What happens if one of the solar tubes is broken on an evacuated tube SWH system?
The evacuated tubes in the SWH systems that Spinnacle Power installs are exceptionally strong. However, if one is broken, it can be easily replaced at a relatively low cost.
If there is a broken tube, does the system still work? Will it leak?
If there’s a broken tube, the rest of the collector will still function, although at a slightly lower performance. Since each tube is modular and separate from the system a broken tube does not result in a leak.
What kind of maintenance is required for a solar hot-water system?
A SWH system requires very little maintenance but is not totally maintenance free no matter what any supplier claims. It is recommended that a trained person inspects the system once a year in order to determine whether it is still functioning optimally.
What is the difference between Solar Photovoltaic (PV) system and a SWH system?
Solar Photovoltaic (PV) is a technology that uses solar photovoltaic (PV) panels to convert light energy from the sun into electricity. Thermal Solar or SWH is a technology that uses thermal energy from the sun to heat water.
Solar PV modules and certain types of solar thermal collector panels look very similar in appearance and may be confused. They are however vastly different in functionality and design.
Are the SWH Collectors fragile?
All types of SWH systems installed are SABS approved and are designed to be very robust.
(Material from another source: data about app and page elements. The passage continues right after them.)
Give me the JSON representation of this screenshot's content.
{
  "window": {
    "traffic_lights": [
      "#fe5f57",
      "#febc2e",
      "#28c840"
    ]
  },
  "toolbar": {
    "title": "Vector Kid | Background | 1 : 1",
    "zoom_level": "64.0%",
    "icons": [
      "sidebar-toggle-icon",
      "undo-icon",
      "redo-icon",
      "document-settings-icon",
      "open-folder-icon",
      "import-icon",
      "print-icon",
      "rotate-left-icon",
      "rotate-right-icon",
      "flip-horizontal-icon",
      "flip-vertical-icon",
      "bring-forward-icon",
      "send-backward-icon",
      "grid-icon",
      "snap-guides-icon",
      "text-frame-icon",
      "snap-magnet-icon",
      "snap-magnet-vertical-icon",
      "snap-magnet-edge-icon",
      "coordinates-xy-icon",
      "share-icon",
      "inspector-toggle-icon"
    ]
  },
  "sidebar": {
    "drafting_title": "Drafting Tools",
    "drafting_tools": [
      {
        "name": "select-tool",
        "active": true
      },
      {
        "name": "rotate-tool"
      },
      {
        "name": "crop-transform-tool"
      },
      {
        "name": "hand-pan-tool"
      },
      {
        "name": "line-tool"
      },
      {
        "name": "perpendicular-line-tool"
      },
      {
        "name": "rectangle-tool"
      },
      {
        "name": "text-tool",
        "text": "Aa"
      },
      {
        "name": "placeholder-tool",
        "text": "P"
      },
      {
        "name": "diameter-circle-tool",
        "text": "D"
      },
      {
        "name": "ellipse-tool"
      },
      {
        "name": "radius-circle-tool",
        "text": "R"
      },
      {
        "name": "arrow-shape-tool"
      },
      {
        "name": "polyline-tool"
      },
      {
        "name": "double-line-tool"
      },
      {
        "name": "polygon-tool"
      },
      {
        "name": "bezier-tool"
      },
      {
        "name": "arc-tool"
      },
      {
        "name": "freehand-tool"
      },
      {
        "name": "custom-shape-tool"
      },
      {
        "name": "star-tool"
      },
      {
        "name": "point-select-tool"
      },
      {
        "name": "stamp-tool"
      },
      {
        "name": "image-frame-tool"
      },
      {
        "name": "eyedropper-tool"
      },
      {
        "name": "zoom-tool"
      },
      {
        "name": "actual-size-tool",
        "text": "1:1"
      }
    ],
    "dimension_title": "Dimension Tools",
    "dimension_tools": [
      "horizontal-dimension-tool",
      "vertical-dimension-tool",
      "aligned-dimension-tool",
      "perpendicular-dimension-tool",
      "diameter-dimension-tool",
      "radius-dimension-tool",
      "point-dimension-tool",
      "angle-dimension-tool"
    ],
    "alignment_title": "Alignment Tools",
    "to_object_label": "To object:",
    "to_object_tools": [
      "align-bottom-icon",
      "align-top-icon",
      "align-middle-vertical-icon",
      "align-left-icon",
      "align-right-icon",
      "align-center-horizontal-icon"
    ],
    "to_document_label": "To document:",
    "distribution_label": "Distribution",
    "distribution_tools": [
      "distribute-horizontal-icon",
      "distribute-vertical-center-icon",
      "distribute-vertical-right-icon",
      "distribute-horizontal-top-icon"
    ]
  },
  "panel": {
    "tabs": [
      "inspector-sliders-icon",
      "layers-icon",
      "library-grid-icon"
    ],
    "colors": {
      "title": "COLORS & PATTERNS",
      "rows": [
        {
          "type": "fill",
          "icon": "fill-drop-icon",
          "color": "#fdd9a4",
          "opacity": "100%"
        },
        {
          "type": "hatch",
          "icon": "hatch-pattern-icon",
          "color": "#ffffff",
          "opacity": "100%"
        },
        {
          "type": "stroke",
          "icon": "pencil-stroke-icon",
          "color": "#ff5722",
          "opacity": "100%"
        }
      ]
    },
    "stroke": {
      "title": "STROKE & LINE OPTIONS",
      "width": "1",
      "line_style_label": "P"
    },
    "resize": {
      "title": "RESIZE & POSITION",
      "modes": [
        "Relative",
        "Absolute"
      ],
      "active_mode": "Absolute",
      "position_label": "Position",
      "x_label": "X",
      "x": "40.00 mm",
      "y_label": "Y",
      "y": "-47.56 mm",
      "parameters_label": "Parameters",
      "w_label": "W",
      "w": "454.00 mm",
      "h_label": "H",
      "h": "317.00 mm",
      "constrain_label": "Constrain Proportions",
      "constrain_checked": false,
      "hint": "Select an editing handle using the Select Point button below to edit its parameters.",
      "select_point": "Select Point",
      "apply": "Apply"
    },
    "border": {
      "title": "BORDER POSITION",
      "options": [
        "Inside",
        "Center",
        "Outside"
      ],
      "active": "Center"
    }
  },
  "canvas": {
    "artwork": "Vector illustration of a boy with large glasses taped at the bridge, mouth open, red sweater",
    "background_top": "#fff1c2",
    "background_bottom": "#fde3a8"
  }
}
The systems can for example resist impact from hail as large as 38mm in diameter.
How long does it take to install a SWH system?
Under normal circumstances an installation team can install a SWH system in one day.